Beat writer Jerry McDonald graded the Raiders off their performance against the New Orleans Saints on Sunday. Here is a look at how the Raiders graded out:
Carson Palmer (22-for-40, 312 yards) had his third straight game of 300 yards or more, but 113 of those were tacked on with the Raiders already trailing 35-10. Two interceptions were costly — one that Malcolm Jenkins returned 55 yards for a touchdown, the other that bounced off Brandon Myers in the end zone for a Saints interception. Palmer and Denarius Moore were barely in the same area code.
Marcel Reece gave the Raiders steady yards on the ground, finishing with 103 yards on 19 carries as the Raiders rushed for 120 yards overall and a respectable 4.6 yards per carry. The Raiders got no surge on a first-and-goal play at the 1, with Reece getting stuffed for a loss, starting a sequence that ended in an interception.
Lance Moore got cornerback Michael Huff on a double move for a 38-yard touchdown inside of a minute left in the first half and later beat Ron Bartell for a 16-yard score. Drew Brees was a coolly effieicent 20-for-27 for 219 yards and no interceptions. Brees was not sacked. Miles Burris failed to cover tight end Jimmy Graham on a goal line play. Touchdown. Grade: D
The Saints, not known as a big rushing team, gained 153 yards on 28 carries, averaging 5.5 yards per attempt. Mark Ingram had 12 rushes for 67 yards and a 27-yard touchdown run on the first offensive snap of the second half. Defense gave up runs of 27, 25, 19 and 14 yards. Rolando McClain had 10 tackles in the base defense.
Coye Francies had a chance at a big kickoff return and fell at the 20-yard line. A 75-yard kickoff return by Travaris Cadet to open the second half swung momentum permanently to the side of the Saints. Sebastian Janikowski converted his only field goal attempt from 40 yards. Shane Lechler can’t catch a break kicking inside the 20 as everything rolls into the end zone. Grade: D

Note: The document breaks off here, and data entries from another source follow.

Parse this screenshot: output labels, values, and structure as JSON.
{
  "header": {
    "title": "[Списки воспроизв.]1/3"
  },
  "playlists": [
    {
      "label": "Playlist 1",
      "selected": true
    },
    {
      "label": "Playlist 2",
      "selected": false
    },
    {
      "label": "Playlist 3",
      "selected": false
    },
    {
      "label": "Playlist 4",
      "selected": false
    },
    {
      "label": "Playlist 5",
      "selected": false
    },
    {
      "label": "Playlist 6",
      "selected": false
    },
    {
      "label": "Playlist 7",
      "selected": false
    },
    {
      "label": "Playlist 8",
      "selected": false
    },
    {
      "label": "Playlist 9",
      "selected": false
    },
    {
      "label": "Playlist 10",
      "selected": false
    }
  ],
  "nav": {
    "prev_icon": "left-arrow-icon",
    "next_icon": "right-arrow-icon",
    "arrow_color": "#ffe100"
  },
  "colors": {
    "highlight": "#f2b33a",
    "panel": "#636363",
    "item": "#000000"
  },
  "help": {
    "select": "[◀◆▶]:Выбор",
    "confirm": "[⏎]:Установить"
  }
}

Whatever the coaching staff is saying at halftime isn’t working. The Raiders have been outscored 123-34 in the third quarter. However, the loss to New Orleans had more to do with players getting beat by better players than it did with offensive or defensive play-calling. If the Raiders could have gotten out of their own way and taken a lead, they might have run the ball all day.